Although most lead exposure occurs when people eat paint chips and inhale dust, or from contaminated soil, EPA estimates that 10 to 20 percent of human exposure to lead may come from lead in drinking water. Lead is rarely found in source water but enters tap water through corrosion of plumbing materials and the water remaining stagnant within these plumbing materials. New brass faucets, fittings, and valves, including those advertised as “lead-free”, may contribute lead to drinking water. The law currently allows end-use brass fixtures, such as faucets, with up to 0.25 percent lead to be labeled as “lead free.” However, prior to January 4, 2014, “lead free” allowed up to 8 percent lead content of the wetted surfaces of plumbing products including those labeled NSF certified.
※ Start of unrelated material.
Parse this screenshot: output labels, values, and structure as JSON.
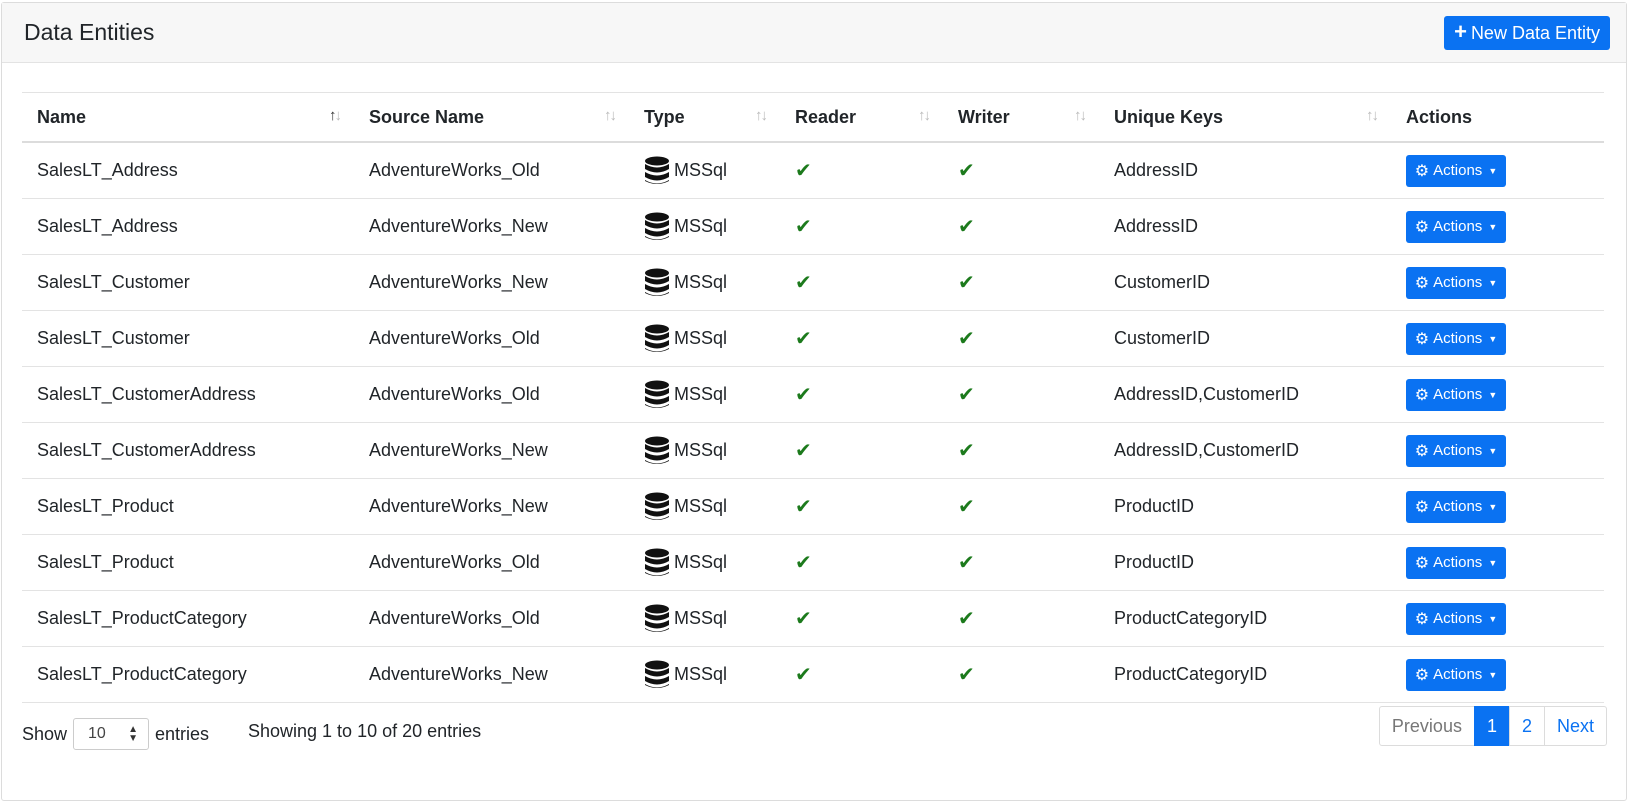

Consumers should be aware of this when choosing fixtures and take appropriate precautions.

When water stands in lead pipes or plumbing systems containing lead for several hours or more, the lead may dissolve into your drinking water. This means the first water drawn from the tap in the morning, or later in the afternoon if the water has not been used all day, can contain higher levels of lead.


Water Quality Parameter Sampling Plan and Results

Final Notices of Non-Compliance, Notices of Violations, and Notices of Lead Action Level Exceedance 

This portion of the website will contain copies of Notice’s of Non-Compliance, Notice of Violations and Notices of Action Level Exceedance that NJDEP has issued to Newark beginning in January 2021.

Newark's Corrosion Control Treatment Permitting, Approvals and Reports

Information on Childhood Blood Testing

Get your child tested. Contact your local health department or healthcare provider to find out how you can get your child tested for lead if you are concerned about lead exposure. Your family doctor or pediatrician can perform a blood test for lead and provide you with information about the health effects of lead. Wash your children’s hands and toys often as they can come into contact with dirt and dust containing lead. New Jersey law requires that children be screened at both 1 and 2 years of age. Children 3 to 5 years of age should also be screened if they have not been screened before.

Learn more about how to test your child:


For any non-lead concerns (e.g., water bill) contact Newark Water and Sewer -

920 Broad Street
Room 117
Newark, NJ 07102


This page was created as part of a legal settlement and will be active during the effective period of the agreement.